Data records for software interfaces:
━━━━━━━━━━
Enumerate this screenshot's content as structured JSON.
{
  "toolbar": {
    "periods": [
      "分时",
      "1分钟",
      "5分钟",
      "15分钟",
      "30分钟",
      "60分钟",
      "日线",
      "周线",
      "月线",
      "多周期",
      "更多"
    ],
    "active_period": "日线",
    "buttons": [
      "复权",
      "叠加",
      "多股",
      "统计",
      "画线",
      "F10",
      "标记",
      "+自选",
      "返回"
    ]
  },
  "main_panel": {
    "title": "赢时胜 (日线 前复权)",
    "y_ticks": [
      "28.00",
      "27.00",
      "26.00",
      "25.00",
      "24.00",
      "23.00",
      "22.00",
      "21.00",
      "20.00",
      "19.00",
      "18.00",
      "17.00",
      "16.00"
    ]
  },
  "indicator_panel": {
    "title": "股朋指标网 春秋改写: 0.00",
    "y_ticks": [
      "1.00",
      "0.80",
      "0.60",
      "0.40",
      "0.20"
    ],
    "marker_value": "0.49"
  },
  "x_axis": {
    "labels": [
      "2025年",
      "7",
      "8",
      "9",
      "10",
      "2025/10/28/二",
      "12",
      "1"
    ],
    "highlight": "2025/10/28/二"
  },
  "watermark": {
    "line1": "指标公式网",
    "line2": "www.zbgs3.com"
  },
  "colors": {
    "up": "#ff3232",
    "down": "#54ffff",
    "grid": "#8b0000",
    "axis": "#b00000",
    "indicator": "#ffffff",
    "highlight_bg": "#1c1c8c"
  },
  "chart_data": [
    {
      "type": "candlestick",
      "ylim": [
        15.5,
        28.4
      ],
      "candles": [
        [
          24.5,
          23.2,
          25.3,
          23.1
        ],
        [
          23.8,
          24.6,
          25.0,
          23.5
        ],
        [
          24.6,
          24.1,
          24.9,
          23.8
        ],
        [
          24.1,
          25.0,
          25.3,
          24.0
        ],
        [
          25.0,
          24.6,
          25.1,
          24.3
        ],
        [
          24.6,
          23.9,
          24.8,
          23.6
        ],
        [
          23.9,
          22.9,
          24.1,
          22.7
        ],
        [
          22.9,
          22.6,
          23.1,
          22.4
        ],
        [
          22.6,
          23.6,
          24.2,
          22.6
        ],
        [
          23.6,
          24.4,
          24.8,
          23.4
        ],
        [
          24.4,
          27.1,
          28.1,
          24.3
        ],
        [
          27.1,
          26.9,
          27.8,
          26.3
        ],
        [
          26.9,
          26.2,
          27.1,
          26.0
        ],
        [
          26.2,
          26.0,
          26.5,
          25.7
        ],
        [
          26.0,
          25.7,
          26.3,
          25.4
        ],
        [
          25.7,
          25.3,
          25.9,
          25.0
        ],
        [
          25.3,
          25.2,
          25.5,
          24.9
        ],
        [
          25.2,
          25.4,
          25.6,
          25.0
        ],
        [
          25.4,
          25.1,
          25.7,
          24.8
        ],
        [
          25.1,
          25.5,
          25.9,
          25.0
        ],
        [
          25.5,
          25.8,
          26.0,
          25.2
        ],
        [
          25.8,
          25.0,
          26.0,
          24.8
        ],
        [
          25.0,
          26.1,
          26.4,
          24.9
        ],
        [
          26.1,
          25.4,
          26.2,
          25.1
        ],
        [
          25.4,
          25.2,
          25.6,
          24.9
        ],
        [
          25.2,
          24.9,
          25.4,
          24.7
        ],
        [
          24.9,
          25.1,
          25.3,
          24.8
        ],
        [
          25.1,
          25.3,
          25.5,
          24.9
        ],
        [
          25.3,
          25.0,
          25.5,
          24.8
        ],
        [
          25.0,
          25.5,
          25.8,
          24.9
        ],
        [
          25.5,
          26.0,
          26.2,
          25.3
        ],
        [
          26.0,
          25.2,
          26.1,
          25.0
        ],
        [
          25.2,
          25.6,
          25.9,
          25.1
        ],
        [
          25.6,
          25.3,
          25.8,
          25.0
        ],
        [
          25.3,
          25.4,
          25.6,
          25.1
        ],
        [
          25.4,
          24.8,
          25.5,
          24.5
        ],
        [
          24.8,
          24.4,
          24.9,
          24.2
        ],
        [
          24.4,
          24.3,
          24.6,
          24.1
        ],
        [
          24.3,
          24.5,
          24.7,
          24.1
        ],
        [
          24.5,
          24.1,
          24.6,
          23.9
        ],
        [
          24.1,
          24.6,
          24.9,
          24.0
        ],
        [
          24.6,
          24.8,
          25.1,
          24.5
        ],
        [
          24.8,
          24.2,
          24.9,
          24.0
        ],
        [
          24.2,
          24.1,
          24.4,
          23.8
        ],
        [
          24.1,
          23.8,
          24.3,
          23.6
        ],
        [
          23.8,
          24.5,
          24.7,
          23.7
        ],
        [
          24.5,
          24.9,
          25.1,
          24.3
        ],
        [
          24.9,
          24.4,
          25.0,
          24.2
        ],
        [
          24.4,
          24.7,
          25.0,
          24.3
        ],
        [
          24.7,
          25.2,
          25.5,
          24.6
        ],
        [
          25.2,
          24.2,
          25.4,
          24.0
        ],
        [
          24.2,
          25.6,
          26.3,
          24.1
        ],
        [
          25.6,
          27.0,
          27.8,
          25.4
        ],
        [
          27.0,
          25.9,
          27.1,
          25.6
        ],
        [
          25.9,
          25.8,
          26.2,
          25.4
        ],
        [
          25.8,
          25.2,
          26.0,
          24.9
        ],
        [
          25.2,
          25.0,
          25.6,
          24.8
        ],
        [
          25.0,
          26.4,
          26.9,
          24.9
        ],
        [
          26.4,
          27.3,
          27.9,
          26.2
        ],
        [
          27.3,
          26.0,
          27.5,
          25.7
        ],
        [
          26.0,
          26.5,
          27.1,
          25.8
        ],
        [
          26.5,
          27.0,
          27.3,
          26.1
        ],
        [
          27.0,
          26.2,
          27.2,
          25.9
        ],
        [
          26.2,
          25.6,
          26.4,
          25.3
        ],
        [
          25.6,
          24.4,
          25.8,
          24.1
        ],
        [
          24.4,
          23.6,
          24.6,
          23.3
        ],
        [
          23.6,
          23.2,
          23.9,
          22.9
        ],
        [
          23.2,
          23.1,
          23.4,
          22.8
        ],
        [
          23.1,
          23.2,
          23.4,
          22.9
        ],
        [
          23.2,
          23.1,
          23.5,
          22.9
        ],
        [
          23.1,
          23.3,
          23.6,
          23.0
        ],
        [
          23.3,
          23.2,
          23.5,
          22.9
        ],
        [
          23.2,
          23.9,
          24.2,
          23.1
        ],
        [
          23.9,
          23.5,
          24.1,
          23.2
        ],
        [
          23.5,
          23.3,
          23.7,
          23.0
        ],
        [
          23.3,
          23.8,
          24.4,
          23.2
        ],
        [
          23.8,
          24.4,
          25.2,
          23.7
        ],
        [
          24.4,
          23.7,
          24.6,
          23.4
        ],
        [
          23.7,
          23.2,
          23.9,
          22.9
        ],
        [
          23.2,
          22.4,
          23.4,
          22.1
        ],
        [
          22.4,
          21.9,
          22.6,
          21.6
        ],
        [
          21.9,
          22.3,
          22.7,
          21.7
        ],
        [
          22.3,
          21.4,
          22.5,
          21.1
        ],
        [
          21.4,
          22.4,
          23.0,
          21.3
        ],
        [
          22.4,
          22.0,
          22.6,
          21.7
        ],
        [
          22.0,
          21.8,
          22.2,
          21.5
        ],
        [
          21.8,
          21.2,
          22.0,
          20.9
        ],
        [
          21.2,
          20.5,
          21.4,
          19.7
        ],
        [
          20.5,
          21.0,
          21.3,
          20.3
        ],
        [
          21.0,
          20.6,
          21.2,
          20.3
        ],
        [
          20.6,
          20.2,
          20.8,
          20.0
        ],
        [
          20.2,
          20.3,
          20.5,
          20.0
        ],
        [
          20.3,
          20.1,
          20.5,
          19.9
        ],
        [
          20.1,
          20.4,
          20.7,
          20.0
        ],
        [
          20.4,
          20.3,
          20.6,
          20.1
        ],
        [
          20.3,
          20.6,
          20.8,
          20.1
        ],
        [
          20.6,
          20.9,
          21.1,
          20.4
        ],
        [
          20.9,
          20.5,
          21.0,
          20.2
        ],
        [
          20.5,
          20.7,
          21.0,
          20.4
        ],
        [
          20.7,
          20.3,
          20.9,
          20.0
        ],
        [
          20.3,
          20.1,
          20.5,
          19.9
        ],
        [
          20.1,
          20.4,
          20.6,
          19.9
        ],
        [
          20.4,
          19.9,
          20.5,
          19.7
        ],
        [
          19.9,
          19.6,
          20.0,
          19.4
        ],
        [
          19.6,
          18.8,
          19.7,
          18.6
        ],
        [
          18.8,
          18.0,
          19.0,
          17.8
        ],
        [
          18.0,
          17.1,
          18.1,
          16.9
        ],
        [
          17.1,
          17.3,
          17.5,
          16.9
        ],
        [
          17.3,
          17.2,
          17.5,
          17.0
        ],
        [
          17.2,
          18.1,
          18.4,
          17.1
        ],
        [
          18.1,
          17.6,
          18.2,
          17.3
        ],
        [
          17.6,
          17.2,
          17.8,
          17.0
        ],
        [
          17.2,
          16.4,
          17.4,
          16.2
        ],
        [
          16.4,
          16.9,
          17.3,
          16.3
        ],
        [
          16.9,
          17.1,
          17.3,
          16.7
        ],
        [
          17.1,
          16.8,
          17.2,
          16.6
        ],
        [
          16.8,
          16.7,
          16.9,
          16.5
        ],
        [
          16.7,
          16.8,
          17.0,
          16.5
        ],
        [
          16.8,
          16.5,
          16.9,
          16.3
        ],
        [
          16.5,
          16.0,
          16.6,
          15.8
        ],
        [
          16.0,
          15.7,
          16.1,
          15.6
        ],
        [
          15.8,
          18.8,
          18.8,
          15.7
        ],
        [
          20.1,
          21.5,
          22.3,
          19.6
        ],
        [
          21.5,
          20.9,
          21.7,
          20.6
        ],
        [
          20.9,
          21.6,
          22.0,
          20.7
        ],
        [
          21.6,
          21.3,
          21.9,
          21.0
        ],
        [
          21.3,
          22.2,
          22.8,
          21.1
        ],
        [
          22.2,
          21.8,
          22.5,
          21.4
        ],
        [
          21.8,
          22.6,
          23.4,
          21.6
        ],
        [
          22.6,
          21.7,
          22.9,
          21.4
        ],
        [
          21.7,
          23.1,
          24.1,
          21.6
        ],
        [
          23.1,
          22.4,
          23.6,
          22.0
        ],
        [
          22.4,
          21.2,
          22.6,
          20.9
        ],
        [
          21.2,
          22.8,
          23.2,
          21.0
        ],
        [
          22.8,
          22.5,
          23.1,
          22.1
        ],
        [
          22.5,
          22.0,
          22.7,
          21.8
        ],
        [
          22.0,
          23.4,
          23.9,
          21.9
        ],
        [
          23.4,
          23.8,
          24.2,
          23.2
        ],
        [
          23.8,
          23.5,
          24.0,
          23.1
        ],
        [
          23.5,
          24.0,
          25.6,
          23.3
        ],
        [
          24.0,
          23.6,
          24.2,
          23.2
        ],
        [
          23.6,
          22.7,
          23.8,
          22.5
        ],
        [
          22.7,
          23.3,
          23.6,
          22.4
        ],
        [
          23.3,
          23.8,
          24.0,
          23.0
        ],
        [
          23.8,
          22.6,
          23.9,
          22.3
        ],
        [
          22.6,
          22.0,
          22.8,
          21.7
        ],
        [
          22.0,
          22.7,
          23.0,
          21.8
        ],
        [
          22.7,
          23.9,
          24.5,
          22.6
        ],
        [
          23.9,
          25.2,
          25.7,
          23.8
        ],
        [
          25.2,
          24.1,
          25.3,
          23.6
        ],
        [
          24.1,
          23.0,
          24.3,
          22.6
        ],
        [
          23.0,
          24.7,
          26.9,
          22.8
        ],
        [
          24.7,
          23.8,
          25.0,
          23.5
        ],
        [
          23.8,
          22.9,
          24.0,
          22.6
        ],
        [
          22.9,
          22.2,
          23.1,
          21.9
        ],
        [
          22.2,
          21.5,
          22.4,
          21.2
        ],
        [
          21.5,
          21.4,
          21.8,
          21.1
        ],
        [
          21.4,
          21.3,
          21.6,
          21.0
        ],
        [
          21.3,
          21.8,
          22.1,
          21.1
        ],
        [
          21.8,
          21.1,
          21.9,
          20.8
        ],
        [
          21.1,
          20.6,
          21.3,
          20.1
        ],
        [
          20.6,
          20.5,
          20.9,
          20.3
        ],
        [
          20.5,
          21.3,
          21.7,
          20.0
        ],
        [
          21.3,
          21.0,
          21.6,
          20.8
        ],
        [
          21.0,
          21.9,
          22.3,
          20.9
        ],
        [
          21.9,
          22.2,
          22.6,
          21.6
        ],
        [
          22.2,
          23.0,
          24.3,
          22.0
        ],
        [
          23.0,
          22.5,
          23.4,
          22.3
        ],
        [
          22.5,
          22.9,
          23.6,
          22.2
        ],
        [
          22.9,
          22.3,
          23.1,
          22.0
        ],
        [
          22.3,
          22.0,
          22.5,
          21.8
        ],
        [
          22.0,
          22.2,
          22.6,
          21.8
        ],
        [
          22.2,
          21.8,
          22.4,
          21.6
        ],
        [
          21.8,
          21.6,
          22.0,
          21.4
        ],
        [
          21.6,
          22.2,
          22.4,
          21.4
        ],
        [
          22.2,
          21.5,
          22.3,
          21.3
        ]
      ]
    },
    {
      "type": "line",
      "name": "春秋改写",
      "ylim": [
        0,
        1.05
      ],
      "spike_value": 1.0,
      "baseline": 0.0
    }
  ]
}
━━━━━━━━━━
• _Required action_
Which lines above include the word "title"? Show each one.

• _Task response_
    "title": "赢时胜 (日线 前复权)",
    "title": "股朋指标网 春秋改写: 0.00",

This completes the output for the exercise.